The Good Life is more than just a slogan. It’s Nebraska’s own version of the American Dream.
But when it comes to living up to our motto, Nebraska may have some work to do.
A new Platte Institute report, “Where Are Nebraskans Moving?” identifies five main states that are gaining income, population, and ultimately, economic opportunities that Nebraska is currently neglecting to retain or attract.
IRS data and U.S. Census Bureau migration figures show that these mostly faster-growing states are gaining the majority of the $3 billion in annual adjusted gross income Nebraska has lost to out-migration since 1992.
The top five states Nebraska competes against for residents and income are:
The Cornhusker-Longhorn rivalry which endured for many decades until Nebraska left the Big 12 continues today in economic policy terms. Texas is our largest economic competitor, gaining $476 million in annual income from Nebraska alone since 1992. Those dollars were brought by people, of course. From 2013-2014, Texas was the second most common state to which Nebraskans moved, and the state is estimated to have grown its total population more in only the last couple years than Nebraska has in a century.
Nearly as many Nebraskans decided to become desert dwellers that same year. Arizona has gained $395 million annually through migration from Nebraska. Arizona doesn’t only face off with colder, higher-tax states. It also competes substantially with Texas, not only to retain its population, but to gain residents and income leaving California.
Some Nebraskans might not like everything that’s going on next door in Colorado, but they can’t argue with the numbers. Colorado has gained over $17 billion in annual adjusted gross income from other states since 1992, including $317 million from Nebraska. Colorado’s population has doubled over recent decades and the state currently boasts an unemployment rate that is comparable to Nebraska’s.
The Hawkeye State is a little different than our other competitors. While the income gains to Iowa from Nebraska are not as great as these other states, from 2013-2014, more Nebraskans relocated to Iowa than any other state.
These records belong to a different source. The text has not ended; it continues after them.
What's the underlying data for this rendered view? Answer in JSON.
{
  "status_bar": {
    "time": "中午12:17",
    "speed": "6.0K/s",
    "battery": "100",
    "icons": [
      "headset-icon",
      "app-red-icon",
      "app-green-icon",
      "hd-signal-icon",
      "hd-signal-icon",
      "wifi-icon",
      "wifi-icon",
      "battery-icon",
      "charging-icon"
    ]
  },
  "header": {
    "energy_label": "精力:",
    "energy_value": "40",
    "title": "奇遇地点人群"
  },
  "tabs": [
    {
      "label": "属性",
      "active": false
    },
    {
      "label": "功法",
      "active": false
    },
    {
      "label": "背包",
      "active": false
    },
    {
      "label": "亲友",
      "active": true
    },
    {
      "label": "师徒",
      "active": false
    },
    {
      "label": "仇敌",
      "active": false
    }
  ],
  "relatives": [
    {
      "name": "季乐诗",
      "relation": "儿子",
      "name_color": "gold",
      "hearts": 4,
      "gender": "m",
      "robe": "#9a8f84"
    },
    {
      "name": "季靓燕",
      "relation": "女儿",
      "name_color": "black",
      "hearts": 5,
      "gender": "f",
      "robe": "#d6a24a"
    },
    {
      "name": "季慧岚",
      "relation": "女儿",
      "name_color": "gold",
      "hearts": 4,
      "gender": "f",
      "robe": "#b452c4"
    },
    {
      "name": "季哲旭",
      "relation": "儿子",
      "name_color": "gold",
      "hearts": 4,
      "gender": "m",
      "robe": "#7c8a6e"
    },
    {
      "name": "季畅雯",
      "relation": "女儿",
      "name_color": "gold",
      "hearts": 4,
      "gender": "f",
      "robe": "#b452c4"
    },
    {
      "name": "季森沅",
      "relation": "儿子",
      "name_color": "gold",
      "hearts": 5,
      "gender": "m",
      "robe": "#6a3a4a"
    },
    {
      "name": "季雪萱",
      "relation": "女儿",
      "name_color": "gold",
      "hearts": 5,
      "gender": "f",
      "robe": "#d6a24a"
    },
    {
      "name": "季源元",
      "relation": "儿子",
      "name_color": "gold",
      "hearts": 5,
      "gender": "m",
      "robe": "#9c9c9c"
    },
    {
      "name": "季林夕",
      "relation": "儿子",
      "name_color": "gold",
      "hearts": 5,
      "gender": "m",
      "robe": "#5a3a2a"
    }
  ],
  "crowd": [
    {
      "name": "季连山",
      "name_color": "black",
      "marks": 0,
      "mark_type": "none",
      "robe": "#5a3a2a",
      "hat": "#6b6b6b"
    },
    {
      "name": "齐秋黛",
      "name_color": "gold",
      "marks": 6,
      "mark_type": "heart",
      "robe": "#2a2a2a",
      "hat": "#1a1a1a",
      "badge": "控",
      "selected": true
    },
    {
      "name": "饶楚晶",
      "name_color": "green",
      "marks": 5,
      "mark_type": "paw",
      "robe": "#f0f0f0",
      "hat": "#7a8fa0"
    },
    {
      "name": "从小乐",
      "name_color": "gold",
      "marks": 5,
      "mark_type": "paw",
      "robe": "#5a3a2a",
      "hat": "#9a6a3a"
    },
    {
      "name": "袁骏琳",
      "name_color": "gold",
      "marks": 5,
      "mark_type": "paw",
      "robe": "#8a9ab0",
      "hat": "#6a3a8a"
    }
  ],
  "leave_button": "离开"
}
Proximity to Omaha may help make relocation manageable for people on a budget, and tax policy is undoubtedly a contributor. Iowa might as well be Texas for many Social Security recipients and military retirees, whose benefits can become exempt from state income tax by moving across the Missouri River. Following the 2016 elections, Iowa’s legislature may also be gearing up to address its high taxes on income for taxpayers as a whole, which are holding the state back.
Here’s how all these states compare with Nebraska on job growth, population growth, and business tax climate competitiveness (with 1 being best and 50 being worst):
Though Nebraska also gains income from states like California, Illinois, New York, and New Jersey, the gains are far smaller than our losses to competitors, to which many residents of these states also flock.
While Nebraska can’t copy all attributes of the country’s fast-growing states, we can look at how people vote with their feet, and gain insight into which states are offering public policies that are more attractive to people and income that can help grow our economy and improve our standard of living.
Removing Barriers in Nebraska Part Two: Where Are Nebraskans Moving? is now available at PlatteInstitute.org/GoodLife.